The two chambers have different visions of what a farm bill should look like, but that doesn’t mean the House is rooting against the Senate’s version. House Agriculture Committee Chairman Frank Lucas, R-Okla., said he is hoping that the Senate will pass a bill so he can persuade his leadership to give the House measure floor time. And with the House and Senate far apart on what they want out of the farm legislation, time is of the essence. Lucas sat down with National Journal to discuss the maneuvering. Edited excepts follow.
NJ Are you able to farm and be a member of Congress?
LUCAS The farming schedule and the congressional schedule don’t work very well together. Cattle stuff, you can do on the weekends, you can do on the breaks. But when it rains, you need to farm, and I’m not always there at the right time.
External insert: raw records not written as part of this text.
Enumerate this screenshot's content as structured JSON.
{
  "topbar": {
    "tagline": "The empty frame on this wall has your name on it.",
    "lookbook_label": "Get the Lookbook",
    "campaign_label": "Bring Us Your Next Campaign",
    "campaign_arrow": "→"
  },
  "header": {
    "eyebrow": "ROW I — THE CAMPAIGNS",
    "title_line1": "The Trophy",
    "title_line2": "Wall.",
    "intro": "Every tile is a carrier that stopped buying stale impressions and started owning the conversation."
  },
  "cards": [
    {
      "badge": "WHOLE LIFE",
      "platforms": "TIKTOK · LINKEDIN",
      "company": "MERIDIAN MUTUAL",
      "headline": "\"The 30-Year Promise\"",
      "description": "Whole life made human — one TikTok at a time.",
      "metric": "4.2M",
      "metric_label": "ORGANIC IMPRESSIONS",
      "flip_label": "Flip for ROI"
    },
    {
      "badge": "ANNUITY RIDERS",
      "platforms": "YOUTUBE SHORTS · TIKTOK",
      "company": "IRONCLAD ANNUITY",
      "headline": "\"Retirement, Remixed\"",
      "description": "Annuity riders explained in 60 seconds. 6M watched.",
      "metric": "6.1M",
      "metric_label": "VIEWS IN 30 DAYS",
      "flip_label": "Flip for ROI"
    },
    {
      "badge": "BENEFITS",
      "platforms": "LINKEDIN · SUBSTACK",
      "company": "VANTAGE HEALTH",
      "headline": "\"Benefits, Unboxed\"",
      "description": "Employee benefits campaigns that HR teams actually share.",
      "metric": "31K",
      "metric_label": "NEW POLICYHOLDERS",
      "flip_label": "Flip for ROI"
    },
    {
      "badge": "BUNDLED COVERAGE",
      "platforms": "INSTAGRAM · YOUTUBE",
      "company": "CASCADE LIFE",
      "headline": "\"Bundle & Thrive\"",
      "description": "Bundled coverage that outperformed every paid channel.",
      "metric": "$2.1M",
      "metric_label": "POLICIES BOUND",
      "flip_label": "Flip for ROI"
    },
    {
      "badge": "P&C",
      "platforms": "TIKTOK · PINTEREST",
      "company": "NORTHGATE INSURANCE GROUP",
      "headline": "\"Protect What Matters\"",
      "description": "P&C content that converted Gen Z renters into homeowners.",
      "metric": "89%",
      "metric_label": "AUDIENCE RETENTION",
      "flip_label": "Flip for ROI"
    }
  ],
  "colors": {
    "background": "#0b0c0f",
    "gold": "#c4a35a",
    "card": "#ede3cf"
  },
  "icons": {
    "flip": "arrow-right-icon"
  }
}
It’s been a long time since the combine’s been through the field.
NJ Was that hard to give up?
LUCAS Yes. It’s still one of the more therapeutic things I do. A lot of my colleagues play golf on the weekends; I go home and work on my fences.
NJ What are your thoughts on the Senate bill?
LUCAS There are some philosophical differences. We all agree that the old system of direct payments goes away. The Senate did that in their version, and you’ll see that in our House version. But how you replace that safety net becomes the question. The Senate focuses more on a revenue kind of insurance program commonly referred to as “shallow loss,” which in effect helps to guarantee the good times. My personal perspective has been that the real issue is not keeping the good times good, it’s what do you do when you have a free-fall? I don’t know that it’s government’s responsibility to make the good times the best, but we do have a responsibility to keep the industry from collapsing.
NJ Will nutrition programs be another big issue?
LUCAS I think we’ve clearly identified in the House Ag Committee where we can save $33 billion without taking one calorie off the plate of a deserving person. In the Senate, they’re very sensitive—and I appreciate that. But you can’t take 80 percent of the farm bill and refuse to make the kind of reforms that will make real savings and then demand that the lion’s share of all the savings come out of the remaining 20 percent.
NJ Are you afraid that the two sides won’t budge and it will be another standoff?
LUCAS There’s always the potential for that. But if you take the perspective that these programs are here to help people who need the help, then how can you argue with simply requiring that everybody demonstrate they meet the income standards and they meet the asset standards?
NJ House Speaker John Boehner likes to talk about how difficult it is to get all his frogs in the wheelbarrow. Has it been difficult having so many freshmen on your committee?
LUCAS This is why, starting almost a year and a half ago, we put so much effort into all of the hearings. When 23 of the 46 members of your committee are new, when 16 of your 26 majority-party members have never been on the committee, never been a part of a farm bill, never been in Congress—we needed this year to get new members and old members alike up to speed. I feel for the speaker, but percentage-wise, when 16 of my 26 are freshmen, I think I have a slightly bigger challenge maybe than the whole House as a total. Was that politely put?
NJ What do you think about the conservative groups coming out against the farm bill?
LUCAS My friends on the hard left don’t want to spend any money on rural America. And my friends on the hard right don’t want to spend any money for anybody on any occasion or any reason. The question is, how do you craft the majority of the middle, who understand that making investments in rural America and production agriculture will continue to ensure us the most abundant, safest, most affordable food supply in the history of the world?
NJ What are the chances of passing a bill this year?
LUCAS Something has to happen. At the end of September, if we have not passed new legislation, unlike most other provisions of federal law, we revert to what is called the ’49 base law: parity, allotments, quotas, production based on what was being farmed in 1949. When my colleagues in this body figure that out, they will go ballistic. That’s, in agricultural-production history, like going back to the Stone Ages—when the average tractor was 55 horsepower and the average wheat yield in my neighborhood was 18 bushels. If we cannot address a new farm bill through the regular process, then you have to look at some kind of an extension.
NJ Do you worry that even passing an extension may be hard?
LUCAS If I can’t pass the big bill, I would like to think that my colleagues would understand that an extension prevents us going back to 1949. Because the cry across the country and in the processing industry will just be amazing.
This article appears in the June 9, 2012, edition of National Journal.